I believe most people know that there is a difference in behavior between men versus women when shopping.  Ever wonder why?  Why is it that women enjoy the shopping experience, and take their time perusing around the different areas of the store, while men try to avoid the shopping experience?  Is there a retail strategy that exists that can address the gender differences?  According to this article, women react more strongly to personal interaction, whereas for men, the utlitarian aspects of the shopping experience such as proximity of parking spots, length of checkout line, etc. are most important.

One of the people interviewed for this article mentioned that women are gatherers and men are hunters.  Consequently, women have better peripheral vision than men, and would benefit them as gatherers.  Men are interested in finding the right product, and want quick answers, and being able to leave the store quickly.  Women on the other hand, prefer to have a more personal interaction with the sales associate with more eye contact, support and collaboration during the buying process. 

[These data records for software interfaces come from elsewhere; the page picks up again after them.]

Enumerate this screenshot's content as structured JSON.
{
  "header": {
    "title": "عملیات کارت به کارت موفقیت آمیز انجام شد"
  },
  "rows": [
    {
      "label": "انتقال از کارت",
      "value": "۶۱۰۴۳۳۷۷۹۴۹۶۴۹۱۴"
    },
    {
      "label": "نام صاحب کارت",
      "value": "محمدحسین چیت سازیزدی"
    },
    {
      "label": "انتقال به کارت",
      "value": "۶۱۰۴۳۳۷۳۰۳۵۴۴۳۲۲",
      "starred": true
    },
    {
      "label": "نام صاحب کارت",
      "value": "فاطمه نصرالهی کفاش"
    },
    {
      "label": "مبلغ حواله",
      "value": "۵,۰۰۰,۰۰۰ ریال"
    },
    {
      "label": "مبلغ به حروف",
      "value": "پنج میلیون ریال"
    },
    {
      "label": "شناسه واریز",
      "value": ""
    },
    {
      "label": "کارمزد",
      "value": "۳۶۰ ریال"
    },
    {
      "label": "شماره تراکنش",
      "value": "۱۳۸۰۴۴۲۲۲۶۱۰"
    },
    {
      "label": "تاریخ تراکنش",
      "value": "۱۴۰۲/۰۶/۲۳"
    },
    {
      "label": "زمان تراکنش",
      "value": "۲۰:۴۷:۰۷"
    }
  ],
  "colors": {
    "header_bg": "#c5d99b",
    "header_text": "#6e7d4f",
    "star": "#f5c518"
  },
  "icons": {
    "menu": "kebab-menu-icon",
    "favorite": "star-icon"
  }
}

Retailers need to have their sales associates adapt to not only gender differences amongst the customers, but also differences in demographic and  psychographic makeup.  Sales associates need to be an engager, expediter and educator.